A year after he joined Casio, the Tokyo-HQ-ed company set about creating a watch that would “never break.” The aim of the unofficial project was to create a watch with 10-metre free-fall endurance, 10-year battery life, and a 10-bar water resistance. Ibe created over 200 prototypes in about five years, and subjected them to all kinds of tests, including throwing them out of windows and dunking them in water. He told me that while he made some progress with his project, he was never quite happy with what he had designed. But things changed in the summer of 1981when he saw some children play with a rubber ball near his home. He knew he had the answer. ”I wanted to ‘float’ the module to protect it from shocks,” said Ibe.
Hardiness and looks
That epiphany led to a case with a hollow structure that made it difficult for any kind of shock to impact the module. What added to the prototype’s toughness was a full urethane bezel which created an all-directional enclosure that thwarted the impact from affecting the glass and buttons. Ibe said he also put in extra cushioning material to further isolate the components from severe jolts of any kind. The prototype was once again run through a battery of tests, and it survived each one of them. Two years later, the DW-5000C hit the market.

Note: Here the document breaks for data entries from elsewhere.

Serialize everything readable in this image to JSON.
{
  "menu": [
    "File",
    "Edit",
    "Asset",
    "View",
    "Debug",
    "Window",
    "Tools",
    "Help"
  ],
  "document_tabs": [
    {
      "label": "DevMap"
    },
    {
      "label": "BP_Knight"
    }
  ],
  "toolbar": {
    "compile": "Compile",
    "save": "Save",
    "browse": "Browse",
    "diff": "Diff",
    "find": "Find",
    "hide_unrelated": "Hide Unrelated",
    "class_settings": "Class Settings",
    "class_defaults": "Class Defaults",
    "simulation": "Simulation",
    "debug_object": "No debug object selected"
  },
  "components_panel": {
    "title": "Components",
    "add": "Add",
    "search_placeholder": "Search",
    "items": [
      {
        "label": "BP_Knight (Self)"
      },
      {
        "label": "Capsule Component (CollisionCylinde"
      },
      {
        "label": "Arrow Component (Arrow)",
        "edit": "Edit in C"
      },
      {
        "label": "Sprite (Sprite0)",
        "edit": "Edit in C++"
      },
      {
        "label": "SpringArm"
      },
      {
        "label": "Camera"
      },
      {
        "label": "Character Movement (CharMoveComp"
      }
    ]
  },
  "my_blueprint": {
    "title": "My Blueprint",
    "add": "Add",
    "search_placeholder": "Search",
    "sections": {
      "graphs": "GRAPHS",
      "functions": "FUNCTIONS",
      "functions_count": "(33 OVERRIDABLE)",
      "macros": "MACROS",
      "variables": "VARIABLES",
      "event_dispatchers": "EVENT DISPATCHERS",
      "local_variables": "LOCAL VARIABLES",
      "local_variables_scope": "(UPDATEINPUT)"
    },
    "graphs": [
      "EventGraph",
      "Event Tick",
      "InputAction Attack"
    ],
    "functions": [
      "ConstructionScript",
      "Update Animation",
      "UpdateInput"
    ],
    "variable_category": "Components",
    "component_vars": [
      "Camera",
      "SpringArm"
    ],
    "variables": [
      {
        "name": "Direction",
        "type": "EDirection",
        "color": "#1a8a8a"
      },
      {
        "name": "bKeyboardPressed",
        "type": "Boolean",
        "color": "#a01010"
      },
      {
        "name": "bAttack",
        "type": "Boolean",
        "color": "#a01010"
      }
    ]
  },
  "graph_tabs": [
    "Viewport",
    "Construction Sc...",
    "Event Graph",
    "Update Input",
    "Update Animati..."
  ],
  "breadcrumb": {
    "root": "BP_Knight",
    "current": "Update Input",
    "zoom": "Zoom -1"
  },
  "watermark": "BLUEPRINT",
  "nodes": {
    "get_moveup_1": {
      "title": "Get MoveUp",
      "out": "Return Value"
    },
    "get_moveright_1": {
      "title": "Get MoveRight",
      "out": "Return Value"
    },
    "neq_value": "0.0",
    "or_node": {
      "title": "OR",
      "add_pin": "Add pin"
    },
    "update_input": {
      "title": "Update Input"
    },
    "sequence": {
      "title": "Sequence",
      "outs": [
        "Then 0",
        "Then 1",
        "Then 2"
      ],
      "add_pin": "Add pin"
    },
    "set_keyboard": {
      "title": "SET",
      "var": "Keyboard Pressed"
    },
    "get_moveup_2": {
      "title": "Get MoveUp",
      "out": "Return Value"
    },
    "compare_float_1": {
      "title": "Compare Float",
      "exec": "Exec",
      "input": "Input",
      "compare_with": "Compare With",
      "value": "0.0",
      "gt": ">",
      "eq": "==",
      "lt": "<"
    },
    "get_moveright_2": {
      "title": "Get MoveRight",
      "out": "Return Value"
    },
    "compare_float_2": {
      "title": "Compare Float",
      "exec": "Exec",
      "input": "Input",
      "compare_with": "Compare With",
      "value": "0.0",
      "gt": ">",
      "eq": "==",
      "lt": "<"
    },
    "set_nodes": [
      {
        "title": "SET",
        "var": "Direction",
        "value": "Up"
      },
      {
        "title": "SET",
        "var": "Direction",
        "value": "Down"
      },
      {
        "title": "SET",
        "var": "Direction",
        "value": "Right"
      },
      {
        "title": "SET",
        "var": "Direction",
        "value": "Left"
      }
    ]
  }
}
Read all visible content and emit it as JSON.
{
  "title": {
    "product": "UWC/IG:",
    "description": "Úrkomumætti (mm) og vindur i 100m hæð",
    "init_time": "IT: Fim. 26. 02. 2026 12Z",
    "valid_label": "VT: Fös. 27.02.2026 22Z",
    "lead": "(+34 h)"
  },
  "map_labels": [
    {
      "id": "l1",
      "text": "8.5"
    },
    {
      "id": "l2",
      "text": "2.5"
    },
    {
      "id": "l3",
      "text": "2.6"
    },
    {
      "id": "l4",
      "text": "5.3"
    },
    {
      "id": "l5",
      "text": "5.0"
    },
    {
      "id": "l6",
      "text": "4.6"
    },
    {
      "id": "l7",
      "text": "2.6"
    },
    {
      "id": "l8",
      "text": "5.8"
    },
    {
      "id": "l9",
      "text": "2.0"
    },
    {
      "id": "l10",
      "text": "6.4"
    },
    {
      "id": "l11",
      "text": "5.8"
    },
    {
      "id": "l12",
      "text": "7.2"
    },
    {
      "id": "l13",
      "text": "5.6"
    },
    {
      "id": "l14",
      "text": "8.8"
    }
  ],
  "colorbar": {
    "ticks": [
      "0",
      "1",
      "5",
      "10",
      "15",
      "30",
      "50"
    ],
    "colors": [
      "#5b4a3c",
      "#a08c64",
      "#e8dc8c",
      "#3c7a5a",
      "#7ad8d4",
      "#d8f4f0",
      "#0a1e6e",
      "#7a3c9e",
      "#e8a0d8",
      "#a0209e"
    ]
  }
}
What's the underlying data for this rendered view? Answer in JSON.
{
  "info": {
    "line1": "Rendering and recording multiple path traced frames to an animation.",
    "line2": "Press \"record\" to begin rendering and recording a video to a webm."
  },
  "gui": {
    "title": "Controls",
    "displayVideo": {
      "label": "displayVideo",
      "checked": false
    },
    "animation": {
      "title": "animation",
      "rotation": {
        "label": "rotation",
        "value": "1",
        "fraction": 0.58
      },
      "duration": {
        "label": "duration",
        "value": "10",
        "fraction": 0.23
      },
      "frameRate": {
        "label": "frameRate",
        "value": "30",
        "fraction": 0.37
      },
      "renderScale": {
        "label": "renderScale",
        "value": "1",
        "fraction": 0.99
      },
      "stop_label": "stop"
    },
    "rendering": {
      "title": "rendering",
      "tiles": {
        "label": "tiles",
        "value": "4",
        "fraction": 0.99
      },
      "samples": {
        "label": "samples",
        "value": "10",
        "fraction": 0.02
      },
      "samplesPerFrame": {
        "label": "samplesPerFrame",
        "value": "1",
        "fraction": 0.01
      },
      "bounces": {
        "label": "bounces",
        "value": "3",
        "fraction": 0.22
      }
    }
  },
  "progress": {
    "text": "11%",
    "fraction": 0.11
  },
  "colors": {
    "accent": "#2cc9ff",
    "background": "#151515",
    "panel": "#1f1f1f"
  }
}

Ibe, who is now a veritable G-Shock brand ambassador, said he never thought the watch would turn out to be so popular. All he wanted to do was make a watch that “could be used in tough environments”.
The first G-Shock looked the way it did because its design was dictated by its functionality, said Ibe, and Casio still follows that tradition. “The DW-5000C was a very structural design but I suppose its hardiness and looks combined pressed the right notes in the minds of people back then.”
What did his father have to say about the G-Shock, I asked Ibe. After all, it was his gift — and its subsequent and unfortunate shattering — that contributed to the making of the DW-5000C. “My parents were very proud. For a long time they had no idea what I was doing at Casio. But once my photographs started appearing in newspapers, they figured that their son was doing some good work.”
Murali K Menon works on content strategy at HaymarketSAC.. Read his columns